“Do not drink intoxicating wine … when you come into the Tent of Meeting, so that you will not die” (Vayikra 10:9).
After the death of Aharon’s two sons, Nadav and Avihu, Hashem commanded Aharon regarding the restriction against intoxicating drinks when entering the sanctuary. Our Sages learn from here that a Kohen must also be meticulous in garb when entering the Mikdash (Zevachim 18a). The Sefer Hachinuch adds that any flaw or stain on a garment is subject to a penalty of death. This stringency applies even though a Kohen worked in a place where animals were brought to slaughter all day long. One look at a butcher’s apron will leave one questioning how a Kohen was expected to remain spotless in such a workplace.
These laws applied to any Kohen who entered the Holy area of our Temple. The Kohen Gadol, who entered the Holy of Holies once a year, was further restricted. In his case, even a mundane thought was cause for death. When he entered the Holy of Holies on Yom Kippur, a rope was tied to him because the possibility of death was so distinct that the people needed a way to pull him out without entering themselves.
What is the reason for this extreme treatment of the Mikdash?
Imagine someone who has a wart or similar benign growth that must be removed. If the doctor is not so expert and doesn’t perform the procedure with exactitude, it may possibly be harmful but certainly not life threatening. On the other hand, should a surgeon perform open heart or brain surgery without extreme caution and precision, the result of his negligence could be life threatening.
Our Torah teaches that not all places on Earth are equal in holiness. The Land of Israel is holier than other countries. The City of Jerusalem is on a higher level than the rest of the country. The Temple Mount is closer to Heaven than the other parts of Yerushalayim. Even within the Mikdash, the areas are of unequal holiness. Each requires a greater degree of respect than the one with less holiness.
How careful they had to be! We long for the rebuilding of the Mikdash but can offer a sigh of relief that we are not subject to such strict penalties. Or can we?
Today we offer our tefillot in a special place called the synagogue. Our shuls are filled with our brethren coming to serve Hashem. The Rabbis have named these special places for prayer “Mikdash Me’at — the Small Temple.” The interior spaces of our shuls are holier than the homes we live in and the streets we take to get to them. The halachah is very clear that one who enters must respect the sanctity of the shul. How one dresses, how one sits and what one says are all subject to the principle of “awe and respect.” Talking in shul about mundane street matters is forbidden. Talking in tones that we use with our friends is not permitted when sitting in a holy place. Even talking about matters that pertain to our services and Torah reading are restricted to limited times during our prayers. The great Rabbis of previous generations clearly state that our Redemption is held back by any disrespect shown to our holy places.
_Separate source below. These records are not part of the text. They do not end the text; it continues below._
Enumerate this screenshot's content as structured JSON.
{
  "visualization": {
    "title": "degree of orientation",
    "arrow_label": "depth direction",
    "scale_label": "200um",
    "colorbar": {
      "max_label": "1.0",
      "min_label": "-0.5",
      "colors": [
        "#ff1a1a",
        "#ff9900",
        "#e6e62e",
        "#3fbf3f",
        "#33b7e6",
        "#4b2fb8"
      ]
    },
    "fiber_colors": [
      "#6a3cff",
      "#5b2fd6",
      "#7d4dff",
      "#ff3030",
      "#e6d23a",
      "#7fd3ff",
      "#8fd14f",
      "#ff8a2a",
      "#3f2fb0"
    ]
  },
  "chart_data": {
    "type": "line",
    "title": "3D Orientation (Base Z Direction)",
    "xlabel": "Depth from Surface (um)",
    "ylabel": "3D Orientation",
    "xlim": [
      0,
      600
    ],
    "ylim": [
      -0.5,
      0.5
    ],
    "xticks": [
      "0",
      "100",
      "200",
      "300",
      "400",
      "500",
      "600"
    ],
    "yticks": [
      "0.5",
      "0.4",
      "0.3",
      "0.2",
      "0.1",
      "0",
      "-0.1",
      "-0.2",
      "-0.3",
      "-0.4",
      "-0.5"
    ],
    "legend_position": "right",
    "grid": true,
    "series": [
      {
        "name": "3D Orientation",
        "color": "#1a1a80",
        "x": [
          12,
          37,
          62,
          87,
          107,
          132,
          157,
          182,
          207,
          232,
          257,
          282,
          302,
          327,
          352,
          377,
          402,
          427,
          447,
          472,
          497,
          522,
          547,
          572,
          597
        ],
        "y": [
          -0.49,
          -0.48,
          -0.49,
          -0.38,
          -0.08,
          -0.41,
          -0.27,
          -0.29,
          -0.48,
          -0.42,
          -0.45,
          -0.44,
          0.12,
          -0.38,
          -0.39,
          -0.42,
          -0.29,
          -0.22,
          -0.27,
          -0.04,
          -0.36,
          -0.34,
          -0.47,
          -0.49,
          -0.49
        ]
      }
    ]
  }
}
We all hope and pray that Hashem will bring Moshiach and the Final Redemption and with it an end to all suffering. Renewed respect for our shuls will certainly bring that joyous day closer. Let’s resolve, each one of us, to make the effort necessary to achieve that end.